EXERCISE:
From the data that follows, copy every line with the string "span".

----

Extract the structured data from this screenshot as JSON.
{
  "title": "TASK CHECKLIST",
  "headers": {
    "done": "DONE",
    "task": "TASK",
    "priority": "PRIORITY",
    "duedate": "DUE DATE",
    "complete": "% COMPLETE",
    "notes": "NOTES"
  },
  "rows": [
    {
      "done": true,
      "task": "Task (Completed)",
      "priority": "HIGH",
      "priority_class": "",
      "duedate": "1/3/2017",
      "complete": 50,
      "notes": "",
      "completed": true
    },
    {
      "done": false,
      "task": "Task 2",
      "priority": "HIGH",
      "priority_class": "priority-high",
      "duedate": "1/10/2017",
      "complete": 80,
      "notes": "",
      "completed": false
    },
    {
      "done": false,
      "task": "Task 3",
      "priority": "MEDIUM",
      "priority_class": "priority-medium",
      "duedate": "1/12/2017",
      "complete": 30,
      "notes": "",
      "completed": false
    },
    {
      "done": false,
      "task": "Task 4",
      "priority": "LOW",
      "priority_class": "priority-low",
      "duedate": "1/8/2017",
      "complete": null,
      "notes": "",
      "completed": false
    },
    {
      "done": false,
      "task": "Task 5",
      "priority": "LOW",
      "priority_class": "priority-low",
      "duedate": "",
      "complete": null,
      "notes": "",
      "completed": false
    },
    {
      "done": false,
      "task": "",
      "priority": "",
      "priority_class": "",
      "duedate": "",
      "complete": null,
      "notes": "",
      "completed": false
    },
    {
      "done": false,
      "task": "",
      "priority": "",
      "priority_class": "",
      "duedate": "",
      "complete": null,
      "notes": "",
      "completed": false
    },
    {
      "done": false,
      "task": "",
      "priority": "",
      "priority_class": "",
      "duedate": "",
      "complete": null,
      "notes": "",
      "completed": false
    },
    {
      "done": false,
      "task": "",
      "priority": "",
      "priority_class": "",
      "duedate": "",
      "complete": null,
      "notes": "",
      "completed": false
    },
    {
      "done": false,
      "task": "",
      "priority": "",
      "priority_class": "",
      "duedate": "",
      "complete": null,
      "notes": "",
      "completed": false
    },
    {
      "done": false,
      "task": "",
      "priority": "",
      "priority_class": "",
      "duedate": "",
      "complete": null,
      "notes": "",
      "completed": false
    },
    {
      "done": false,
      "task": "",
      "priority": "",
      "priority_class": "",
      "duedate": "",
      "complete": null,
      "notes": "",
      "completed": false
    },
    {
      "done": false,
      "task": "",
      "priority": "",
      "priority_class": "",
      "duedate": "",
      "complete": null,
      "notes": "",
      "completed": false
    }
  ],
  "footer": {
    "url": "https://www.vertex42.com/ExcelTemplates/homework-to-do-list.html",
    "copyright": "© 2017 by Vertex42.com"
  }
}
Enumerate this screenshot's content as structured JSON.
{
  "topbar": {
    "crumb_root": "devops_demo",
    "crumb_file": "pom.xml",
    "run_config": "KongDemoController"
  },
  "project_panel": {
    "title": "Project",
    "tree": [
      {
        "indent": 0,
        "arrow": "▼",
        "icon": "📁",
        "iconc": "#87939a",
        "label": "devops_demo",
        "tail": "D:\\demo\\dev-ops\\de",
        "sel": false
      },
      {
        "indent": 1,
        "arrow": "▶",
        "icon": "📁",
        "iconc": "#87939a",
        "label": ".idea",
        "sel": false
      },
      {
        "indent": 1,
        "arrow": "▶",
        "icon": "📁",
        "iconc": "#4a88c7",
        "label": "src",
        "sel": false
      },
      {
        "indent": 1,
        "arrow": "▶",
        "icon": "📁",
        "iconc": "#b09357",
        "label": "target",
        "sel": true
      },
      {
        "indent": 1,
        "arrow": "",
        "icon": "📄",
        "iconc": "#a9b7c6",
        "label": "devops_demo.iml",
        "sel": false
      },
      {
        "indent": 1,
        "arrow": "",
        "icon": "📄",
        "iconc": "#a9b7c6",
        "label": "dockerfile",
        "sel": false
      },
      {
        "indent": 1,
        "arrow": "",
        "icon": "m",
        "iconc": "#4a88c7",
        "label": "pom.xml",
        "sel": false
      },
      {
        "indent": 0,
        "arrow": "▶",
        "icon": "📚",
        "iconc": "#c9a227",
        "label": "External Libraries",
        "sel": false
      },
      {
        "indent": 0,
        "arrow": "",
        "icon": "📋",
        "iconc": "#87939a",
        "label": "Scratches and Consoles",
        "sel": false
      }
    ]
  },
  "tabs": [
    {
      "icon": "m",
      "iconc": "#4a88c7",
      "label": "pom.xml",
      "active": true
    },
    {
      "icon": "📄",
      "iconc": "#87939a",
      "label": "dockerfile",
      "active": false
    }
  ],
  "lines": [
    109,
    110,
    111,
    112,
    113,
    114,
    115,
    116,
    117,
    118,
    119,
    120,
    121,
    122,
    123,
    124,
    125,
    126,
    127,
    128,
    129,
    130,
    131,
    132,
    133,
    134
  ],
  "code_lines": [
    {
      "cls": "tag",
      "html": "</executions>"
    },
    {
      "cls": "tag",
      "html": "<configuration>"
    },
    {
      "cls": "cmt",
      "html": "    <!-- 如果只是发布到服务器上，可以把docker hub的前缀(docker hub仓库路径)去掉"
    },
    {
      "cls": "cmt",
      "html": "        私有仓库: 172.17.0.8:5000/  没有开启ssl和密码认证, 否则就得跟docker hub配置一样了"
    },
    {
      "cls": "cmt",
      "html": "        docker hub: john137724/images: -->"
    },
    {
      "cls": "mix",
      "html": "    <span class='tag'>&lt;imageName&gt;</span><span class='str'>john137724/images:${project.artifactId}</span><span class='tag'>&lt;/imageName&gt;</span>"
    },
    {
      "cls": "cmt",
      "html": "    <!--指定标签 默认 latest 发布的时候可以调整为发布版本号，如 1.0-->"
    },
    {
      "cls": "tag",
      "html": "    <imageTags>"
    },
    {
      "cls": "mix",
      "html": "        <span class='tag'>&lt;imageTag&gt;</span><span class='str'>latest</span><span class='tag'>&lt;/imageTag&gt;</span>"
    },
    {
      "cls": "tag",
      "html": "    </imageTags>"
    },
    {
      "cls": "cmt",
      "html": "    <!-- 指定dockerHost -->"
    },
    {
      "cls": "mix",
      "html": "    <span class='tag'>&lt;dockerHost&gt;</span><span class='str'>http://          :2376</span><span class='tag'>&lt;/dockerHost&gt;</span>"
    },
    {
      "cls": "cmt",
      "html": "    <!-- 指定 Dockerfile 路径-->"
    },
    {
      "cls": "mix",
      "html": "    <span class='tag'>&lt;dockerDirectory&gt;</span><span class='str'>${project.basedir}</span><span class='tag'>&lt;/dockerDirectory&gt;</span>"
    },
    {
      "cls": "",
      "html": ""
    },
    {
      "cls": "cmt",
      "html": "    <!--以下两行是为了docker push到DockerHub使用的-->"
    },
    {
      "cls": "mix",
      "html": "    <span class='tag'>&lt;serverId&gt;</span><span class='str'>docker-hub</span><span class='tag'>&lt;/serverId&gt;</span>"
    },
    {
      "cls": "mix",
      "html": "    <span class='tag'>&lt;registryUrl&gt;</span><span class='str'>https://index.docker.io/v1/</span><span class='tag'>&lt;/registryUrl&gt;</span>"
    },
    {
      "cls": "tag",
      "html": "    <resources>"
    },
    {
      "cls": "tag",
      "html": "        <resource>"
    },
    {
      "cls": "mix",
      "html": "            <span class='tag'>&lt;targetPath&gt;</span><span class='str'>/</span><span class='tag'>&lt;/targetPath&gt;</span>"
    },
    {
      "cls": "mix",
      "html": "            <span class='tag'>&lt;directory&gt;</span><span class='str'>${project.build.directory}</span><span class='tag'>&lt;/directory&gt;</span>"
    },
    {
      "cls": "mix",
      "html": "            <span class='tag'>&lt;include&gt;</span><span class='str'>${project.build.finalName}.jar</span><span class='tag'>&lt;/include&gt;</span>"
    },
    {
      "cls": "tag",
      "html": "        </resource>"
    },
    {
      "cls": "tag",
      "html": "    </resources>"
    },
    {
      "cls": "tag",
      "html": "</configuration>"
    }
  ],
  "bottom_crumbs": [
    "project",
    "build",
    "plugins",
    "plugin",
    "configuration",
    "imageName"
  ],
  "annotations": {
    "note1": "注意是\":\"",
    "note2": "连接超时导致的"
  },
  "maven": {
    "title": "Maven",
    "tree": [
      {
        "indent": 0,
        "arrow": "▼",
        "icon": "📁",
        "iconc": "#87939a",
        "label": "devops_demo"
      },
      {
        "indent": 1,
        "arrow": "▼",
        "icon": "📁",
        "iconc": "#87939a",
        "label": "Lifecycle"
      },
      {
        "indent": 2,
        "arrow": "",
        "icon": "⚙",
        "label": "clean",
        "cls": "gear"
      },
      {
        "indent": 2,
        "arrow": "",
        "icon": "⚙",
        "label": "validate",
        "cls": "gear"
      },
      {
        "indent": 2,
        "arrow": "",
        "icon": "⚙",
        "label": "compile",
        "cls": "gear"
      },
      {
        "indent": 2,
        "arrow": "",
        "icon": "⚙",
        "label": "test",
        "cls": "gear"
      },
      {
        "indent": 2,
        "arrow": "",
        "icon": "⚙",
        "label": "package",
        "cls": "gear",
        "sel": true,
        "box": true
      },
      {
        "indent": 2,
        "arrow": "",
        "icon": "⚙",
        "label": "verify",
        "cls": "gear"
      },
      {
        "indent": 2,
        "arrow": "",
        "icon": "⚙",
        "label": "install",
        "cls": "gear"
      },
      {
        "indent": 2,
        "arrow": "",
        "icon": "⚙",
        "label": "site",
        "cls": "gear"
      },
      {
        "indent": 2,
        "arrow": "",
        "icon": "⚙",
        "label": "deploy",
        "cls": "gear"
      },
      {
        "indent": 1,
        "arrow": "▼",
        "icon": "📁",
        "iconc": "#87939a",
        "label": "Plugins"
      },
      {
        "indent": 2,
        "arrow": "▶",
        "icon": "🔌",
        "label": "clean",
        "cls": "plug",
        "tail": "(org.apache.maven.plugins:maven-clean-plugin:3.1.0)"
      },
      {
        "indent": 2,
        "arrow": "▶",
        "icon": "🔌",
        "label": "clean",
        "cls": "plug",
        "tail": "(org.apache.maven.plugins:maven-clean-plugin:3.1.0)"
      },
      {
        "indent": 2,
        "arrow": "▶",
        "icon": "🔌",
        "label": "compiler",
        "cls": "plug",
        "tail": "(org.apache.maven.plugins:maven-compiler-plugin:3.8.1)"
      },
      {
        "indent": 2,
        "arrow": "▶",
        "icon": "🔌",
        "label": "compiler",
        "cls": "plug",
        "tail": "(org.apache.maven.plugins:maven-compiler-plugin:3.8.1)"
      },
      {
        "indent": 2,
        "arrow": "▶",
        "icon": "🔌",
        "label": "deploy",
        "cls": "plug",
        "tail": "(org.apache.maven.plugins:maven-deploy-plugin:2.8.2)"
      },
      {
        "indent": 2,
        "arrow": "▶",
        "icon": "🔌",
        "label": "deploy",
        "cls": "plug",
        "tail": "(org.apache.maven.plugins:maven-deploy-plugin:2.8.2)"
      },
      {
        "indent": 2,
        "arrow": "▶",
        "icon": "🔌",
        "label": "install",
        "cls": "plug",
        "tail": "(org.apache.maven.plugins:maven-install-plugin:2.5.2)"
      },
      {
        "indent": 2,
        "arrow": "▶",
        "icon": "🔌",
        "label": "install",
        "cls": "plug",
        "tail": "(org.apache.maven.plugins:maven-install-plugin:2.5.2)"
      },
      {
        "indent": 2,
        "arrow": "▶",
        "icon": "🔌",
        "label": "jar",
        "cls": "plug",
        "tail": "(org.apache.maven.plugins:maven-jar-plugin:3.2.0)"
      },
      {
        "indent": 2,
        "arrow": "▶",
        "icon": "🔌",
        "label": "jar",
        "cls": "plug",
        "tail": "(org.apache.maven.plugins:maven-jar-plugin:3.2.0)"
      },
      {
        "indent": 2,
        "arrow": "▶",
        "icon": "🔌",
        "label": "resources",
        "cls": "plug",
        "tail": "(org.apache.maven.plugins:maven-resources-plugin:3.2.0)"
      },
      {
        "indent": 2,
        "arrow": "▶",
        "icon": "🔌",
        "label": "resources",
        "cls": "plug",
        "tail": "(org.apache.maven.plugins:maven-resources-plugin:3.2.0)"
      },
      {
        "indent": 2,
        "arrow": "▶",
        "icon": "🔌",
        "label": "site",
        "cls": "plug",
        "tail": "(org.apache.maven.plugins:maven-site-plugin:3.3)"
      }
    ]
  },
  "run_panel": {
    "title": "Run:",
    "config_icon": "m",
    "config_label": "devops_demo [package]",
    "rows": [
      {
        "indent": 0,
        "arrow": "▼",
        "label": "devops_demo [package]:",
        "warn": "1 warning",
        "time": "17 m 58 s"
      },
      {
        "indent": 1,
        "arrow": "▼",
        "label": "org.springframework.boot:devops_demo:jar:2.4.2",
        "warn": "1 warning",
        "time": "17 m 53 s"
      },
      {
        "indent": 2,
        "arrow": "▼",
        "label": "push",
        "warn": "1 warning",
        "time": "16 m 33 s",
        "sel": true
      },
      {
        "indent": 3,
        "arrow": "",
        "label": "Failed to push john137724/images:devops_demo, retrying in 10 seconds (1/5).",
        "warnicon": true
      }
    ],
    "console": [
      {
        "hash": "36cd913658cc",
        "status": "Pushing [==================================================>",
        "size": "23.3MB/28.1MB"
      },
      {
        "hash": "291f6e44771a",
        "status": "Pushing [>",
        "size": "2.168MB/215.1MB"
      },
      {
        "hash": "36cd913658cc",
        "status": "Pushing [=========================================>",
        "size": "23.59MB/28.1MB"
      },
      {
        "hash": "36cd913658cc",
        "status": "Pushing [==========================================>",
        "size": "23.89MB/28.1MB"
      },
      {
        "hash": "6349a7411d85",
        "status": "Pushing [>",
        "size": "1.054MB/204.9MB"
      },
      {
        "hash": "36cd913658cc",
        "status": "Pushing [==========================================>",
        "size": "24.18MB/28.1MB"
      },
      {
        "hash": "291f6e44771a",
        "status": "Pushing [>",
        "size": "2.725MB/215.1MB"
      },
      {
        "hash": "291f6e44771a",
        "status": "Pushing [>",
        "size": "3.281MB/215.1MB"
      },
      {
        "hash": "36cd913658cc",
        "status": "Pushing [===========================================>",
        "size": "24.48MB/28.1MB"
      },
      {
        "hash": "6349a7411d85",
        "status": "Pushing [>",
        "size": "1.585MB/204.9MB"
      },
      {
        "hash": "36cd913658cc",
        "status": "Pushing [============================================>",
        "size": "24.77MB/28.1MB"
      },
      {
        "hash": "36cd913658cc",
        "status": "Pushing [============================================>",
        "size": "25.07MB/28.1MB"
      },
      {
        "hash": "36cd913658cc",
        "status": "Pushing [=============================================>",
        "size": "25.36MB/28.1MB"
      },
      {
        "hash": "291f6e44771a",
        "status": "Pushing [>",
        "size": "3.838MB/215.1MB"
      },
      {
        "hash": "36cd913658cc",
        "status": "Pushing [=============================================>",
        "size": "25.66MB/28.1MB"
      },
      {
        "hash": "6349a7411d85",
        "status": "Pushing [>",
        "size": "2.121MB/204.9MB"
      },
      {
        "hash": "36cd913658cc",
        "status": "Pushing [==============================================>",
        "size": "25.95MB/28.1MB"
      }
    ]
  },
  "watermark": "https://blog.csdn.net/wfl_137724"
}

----

EXERCISE OUTPUT:
      "html": "    <span class='tag'>&lt;imageName&gt;</span><span class='str'>john137724/images:${project.artifactId}</span><span class='tag'>&lt;/imageName&gt;</span>"
      "html": "        <span class='tag'>&lt;imageTag&gt;</span><span class='str'>latest</span><span class='tag'>&lt;/imageTag&gt;</span>"
      "html": "    <span class='tag'>&lt;dockerHost&gt;</span><span class='str'>http://          :2376</span><span class='tag'>&lt;/dockerHost&gt;</span>"
      "html": "    <span class='tag'>&lt;dockerDirectory&gt;</span><span class='str'>${project.basedir}</span><span class='tag'>&lt;/dockerDirectory&gt;</span>"
      "html": "    <span class='tag'>&lt;serverId&gt;</span><span class='str'>docker-hub</span><span class='tag'>&lt;/serverId&gt;</span>"
      "html": "    <span class='tag'>&lt;registryUrl&gt;</span><span class='str'>https://index.docker.io/v1/</span><span class='tag'>&lt;/registryUrl&gt;</span>"
      "html": "            <span class='tag'>&lt;targetPath&gt;</span><span class='str'>/</span><span class='tag'>&lt;/targetPath&gt;</span>"
      "html": "            <span class='tag'>&lt;directory&gt;</span><span class='str'>${project.build.directory}</span><span class='tag'>&lt;/directory&gt;</span>"
      "html": "            <span class='tag'>&lt;include&gt;</span><span class='str'>${project.build.finalName}.jar</span><span class='tag'>&lt;/include&gt;</span>"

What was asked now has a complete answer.